Every entry must be given again exactly as it is written.

(Element data from apps and pages)
[Start of section]

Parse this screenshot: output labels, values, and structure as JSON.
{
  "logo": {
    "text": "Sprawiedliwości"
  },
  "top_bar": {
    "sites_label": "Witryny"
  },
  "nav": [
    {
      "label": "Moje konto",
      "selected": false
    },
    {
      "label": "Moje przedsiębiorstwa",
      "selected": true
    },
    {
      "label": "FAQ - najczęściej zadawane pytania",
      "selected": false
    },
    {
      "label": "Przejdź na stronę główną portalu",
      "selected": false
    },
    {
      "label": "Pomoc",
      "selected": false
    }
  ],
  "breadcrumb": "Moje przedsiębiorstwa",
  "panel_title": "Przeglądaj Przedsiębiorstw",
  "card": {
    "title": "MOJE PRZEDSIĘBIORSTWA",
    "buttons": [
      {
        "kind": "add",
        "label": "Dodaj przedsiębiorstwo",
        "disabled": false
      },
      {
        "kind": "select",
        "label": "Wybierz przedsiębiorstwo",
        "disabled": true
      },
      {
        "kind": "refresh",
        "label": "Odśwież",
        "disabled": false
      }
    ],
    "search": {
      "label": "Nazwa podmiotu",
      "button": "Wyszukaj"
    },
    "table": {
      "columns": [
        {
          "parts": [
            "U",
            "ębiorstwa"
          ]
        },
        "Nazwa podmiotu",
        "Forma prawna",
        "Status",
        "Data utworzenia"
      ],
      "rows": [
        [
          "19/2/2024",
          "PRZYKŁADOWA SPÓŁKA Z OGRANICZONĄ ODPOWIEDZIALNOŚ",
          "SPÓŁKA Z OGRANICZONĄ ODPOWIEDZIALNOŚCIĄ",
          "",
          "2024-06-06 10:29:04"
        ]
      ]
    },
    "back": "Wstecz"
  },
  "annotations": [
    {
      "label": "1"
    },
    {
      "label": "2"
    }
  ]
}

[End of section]

Response below:
Parse this screenshot: output labels, values, and structure as JSON.
{
  "logo": {
    "text": "Sprawiedliwości"
  },
  "top_bar": {
    "sites_label": "Witryny"
  },
  "nav": [
    {
      "label": "Moje konto",
      "selected": false
    },
    {
      "label": "Moje przedsiębiorstwa",
      "selected": true
    },
    {
      "label": "FAQ - najczęściej zadawane pytania",
      "selected": false
    },
    {
      "label": "Przejdź na stronę główną portalu",
      "selected": false
    },
    {
      "label": "Pomoc",
      "selected": false
    }
  ],
  "breadcrumb": "Moje przedsiębiorstwa",
  "panel_title": "Przeglądaj Przedsiębiorstw",
  "card": {
    "title": "MOJE PRZEDSIĘBIORSTWA",
    "buttons": [
      {
        "kind": "add",
        "label": "Dodaj przedsiębiorstwo",
        "disabled": false
      },
      {
        "kind": "select",
        "label": "Wybierz przedsiębiorstwo",
        "disabled": true
      },
      {
        "kind": "refresh",
        "label": "Odśwież",
        "disabled": false
      }
    ],
    "search": {
      "label": "Nazwa podmiotu",
      "button": "Wyszukaj"
    },
    "table": {
      "columns": [
        {
          "parts": [
            "U",
            "ębiorstwa"
          ]
        },
        "Nazwa podmiotu",
        "Forma prawna",
        "Status",
        "Data utworzenia"
      ],
      "rows": [
        [
          "19/2/2024",
          "PRZYKŁADOWA SPÓŁKA Z OGRANICZONĄ ODPOWIEDZIALNOŚ",
          "SPÓŁKA Z OGRANICZONĄ ODPOWIEDZIALNOŚCIĄ",
          "",
          "2024-06-06 10:29:04"
        ]
      ]
    },
    "back": "Wstecz"
  },
  "annotations": [
    {
      "label": "1"
    },
    {
      "label": "2"
    }
  ]
}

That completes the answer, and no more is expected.